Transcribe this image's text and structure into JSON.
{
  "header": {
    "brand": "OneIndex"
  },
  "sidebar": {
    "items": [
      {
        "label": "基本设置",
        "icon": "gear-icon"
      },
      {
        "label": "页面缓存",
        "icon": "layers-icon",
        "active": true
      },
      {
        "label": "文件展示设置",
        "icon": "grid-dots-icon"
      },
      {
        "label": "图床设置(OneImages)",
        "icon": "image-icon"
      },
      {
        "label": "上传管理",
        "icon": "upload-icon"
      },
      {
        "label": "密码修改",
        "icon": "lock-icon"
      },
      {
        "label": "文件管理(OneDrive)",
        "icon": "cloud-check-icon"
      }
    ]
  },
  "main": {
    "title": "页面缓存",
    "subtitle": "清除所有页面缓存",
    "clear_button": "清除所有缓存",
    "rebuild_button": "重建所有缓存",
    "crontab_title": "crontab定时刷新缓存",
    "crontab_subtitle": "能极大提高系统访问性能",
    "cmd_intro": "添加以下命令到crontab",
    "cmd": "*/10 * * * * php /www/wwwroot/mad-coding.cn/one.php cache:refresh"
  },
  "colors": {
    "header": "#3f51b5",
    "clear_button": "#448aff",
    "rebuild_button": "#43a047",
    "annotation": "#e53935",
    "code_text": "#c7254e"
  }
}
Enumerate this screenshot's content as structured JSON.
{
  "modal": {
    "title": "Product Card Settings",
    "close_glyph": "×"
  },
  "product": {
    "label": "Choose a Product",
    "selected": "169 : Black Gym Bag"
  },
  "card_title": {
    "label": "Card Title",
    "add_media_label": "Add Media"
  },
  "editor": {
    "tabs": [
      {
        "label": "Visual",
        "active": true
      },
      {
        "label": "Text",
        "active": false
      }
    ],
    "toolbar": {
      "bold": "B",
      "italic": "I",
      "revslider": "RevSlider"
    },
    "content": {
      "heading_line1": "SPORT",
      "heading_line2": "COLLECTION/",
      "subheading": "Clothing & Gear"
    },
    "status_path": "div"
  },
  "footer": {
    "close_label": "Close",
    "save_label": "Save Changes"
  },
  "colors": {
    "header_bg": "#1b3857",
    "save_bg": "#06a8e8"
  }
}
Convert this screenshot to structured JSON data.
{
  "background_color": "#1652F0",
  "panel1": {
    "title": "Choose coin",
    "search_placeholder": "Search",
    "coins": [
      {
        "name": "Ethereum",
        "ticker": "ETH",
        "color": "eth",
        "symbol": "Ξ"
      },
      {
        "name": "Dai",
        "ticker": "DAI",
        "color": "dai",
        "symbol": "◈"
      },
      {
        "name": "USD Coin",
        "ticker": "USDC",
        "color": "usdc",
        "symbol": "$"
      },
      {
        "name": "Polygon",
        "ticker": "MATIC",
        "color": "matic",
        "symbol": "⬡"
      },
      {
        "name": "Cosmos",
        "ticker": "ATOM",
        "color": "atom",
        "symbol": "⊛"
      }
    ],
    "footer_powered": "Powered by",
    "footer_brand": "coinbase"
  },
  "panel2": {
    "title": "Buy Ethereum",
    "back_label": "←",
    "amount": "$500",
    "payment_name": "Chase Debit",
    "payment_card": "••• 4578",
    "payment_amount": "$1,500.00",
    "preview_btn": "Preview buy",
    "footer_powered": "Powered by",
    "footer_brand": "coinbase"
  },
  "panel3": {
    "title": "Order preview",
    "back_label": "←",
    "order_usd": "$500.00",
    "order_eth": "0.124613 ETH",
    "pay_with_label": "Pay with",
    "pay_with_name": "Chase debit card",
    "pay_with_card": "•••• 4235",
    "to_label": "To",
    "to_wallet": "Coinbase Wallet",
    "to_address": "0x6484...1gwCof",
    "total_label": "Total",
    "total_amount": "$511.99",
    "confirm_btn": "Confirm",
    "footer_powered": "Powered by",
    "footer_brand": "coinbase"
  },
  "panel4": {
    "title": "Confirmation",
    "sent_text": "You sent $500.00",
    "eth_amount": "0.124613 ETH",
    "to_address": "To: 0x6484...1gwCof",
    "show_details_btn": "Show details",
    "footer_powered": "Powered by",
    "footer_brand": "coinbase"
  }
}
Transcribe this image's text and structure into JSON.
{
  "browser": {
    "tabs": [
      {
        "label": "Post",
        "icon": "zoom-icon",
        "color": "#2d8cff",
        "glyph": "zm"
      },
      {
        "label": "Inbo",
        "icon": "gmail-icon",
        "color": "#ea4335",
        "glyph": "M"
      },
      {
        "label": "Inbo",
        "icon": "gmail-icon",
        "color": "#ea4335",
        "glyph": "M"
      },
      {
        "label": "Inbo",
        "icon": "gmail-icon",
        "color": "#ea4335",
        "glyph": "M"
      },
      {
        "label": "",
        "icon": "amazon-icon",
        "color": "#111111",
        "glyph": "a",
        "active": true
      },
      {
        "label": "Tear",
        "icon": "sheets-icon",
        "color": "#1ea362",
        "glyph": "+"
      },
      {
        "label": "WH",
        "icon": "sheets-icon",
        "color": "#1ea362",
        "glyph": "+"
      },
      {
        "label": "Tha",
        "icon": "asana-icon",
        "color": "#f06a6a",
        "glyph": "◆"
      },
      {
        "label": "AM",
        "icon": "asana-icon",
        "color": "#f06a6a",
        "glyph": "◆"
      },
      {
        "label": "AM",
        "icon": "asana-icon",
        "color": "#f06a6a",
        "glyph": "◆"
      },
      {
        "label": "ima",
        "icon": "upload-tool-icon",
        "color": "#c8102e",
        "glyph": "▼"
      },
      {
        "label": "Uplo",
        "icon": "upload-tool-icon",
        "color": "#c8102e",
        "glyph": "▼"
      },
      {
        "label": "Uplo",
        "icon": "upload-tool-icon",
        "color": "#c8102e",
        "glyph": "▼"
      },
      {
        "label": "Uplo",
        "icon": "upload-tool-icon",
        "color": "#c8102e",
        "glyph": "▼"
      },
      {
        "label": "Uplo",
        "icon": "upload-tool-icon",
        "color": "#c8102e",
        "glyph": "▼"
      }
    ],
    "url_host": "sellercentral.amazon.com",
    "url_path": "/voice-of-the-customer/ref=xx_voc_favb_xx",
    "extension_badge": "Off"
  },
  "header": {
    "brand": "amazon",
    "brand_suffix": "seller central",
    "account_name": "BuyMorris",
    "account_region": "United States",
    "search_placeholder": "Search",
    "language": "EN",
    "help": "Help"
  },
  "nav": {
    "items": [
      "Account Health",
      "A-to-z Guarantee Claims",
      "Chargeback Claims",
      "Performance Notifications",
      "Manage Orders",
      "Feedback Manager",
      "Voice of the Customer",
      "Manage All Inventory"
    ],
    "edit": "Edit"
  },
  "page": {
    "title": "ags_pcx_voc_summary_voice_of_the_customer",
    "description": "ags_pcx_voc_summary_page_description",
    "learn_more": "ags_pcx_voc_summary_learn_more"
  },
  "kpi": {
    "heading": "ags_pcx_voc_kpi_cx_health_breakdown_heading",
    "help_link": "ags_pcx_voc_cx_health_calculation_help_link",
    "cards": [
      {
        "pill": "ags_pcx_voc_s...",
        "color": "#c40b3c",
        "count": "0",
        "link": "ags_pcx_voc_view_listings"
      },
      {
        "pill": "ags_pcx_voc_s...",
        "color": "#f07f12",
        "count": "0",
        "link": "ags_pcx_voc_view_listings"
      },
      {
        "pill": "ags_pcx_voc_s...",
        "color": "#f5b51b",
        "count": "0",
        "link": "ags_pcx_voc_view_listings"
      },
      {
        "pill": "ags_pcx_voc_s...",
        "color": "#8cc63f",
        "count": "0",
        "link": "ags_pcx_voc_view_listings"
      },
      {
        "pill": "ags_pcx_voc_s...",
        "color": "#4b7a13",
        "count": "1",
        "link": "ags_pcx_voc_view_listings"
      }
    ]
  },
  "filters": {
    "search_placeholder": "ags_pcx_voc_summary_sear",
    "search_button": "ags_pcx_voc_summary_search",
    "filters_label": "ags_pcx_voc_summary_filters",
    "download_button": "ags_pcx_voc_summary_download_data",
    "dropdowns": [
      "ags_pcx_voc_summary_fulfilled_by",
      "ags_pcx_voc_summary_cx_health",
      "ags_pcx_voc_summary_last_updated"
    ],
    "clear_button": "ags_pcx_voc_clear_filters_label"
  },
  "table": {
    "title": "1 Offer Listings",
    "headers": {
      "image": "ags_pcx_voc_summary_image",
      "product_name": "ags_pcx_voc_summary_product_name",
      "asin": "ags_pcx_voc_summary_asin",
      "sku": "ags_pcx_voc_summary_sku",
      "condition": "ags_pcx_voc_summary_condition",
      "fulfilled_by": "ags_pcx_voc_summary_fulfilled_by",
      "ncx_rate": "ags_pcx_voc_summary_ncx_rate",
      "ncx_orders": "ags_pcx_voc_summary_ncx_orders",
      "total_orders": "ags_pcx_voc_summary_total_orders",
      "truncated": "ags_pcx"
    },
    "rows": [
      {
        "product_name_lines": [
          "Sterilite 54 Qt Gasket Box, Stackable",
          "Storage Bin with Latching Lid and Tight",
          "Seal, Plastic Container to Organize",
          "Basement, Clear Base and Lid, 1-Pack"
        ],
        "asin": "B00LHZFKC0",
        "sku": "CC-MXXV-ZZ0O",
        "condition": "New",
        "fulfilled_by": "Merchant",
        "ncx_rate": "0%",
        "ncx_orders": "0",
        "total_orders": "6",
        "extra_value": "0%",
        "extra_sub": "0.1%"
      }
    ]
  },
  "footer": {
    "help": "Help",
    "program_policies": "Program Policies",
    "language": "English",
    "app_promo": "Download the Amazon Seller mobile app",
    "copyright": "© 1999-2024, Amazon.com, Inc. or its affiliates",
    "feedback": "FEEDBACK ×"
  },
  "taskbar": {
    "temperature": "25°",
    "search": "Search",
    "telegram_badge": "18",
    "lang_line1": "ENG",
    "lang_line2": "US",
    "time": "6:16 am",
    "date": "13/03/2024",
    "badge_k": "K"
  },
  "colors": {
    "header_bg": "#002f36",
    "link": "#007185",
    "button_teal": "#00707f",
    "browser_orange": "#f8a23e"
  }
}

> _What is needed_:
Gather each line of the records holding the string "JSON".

> _Your response_:
Transcribe this image's text and structure into JSON.
Enumerate this screenshot's content as structured JSON.
Convert this screenshot to structured JSON data.
Transcribe this image's text and structure into JSON.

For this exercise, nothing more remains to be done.